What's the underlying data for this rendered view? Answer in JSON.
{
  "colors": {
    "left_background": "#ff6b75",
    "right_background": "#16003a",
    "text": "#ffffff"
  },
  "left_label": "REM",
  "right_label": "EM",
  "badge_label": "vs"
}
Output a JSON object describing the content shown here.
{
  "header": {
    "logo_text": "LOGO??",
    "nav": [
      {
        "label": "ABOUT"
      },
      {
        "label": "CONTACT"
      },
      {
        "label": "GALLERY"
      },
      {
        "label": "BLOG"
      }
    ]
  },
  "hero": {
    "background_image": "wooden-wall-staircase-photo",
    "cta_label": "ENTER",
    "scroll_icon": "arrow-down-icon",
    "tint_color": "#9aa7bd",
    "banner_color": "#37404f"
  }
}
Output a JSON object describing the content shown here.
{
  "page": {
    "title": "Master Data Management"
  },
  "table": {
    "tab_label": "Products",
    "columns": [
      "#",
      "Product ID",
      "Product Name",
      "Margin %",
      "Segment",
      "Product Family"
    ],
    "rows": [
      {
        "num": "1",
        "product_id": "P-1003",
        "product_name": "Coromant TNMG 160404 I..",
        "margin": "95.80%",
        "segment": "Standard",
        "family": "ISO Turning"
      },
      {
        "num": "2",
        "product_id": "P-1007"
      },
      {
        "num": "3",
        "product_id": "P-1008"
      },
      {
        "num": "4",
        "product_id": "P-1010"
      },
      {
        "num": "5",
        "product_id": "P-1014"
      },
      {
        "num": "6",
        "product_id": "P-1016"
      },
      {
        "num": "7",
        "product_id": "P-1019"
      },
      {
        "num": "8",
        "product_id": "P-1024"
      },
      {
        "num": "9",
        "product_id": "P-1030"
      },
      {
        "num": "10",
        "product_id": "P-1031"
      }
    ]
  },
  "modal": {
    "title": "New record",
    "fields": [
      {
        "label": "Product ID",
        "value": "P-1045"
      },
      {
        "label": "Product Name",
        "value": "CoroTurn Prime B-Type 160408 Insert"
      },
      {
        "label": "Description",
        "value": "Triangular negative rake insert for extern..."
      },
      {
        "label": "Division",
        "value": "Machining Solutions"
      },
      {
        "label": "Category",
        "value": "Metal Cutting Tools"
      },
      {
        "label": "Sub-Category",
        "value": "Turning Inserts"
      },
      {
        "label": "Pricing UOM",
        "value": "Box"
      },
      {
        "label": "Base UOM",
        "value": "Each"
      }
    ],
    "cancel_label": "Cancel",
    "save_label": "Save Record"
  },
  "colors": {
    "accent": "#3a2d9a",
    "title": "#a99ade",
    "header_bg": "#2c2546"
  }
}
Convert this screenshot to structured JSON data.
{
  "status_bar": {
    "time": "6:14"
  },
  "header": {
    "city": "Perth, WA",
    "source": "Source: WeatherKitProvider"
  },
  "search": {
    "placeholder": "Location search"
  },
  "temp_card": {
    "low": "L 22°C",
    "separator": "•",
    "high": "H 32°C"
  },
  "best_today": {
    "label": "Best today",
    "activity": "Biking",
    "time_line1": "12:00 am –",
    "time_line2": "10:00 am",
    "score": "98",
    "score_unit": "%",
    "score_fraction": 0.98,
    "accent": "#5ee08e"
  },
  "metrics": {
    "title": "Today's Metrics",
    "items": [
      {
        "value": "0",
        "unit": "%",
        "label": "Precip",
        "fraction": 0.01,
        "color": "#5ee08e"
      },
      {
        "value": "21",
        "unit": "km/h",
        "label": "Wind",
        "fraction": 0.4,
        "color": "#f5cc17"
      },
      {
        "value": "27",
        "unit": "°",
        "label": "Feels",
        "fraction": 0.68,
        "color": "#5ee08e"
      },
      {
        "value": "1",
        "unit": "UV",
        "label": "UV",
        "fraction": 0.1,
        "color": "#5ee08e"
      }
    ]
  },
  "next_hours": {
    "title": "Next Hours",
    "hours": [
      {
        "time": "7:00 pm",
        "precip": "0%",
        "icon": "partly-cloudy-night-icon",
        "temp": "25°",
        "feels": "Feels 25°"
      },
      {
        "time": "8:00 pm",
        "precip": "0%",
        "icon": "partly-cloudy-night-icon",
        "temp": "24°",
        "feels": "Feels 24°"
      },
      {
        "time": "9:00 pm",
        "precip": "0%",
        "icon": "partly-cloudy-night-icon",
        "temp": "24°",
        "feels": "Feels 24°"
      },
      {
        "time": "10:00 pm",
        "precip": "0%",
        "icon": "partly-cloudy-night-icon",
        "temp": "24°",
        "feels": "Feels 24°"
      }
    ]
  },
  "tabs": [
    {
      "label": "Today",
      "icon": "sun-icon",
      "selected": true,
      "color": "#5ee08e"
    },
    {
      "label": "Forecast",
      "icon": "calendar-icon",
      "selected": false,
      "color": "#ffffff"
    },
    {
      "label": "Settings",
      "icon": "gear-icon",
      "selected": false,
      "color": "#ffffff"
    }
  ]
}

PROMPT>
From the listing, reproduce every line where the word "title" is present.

ANSWER SECTION>
    "title": "Master Data Management"
    "title": "New record",
    "title": "#a99ade",
    "title": "Today's Metrics",
    "title": "Next Hours",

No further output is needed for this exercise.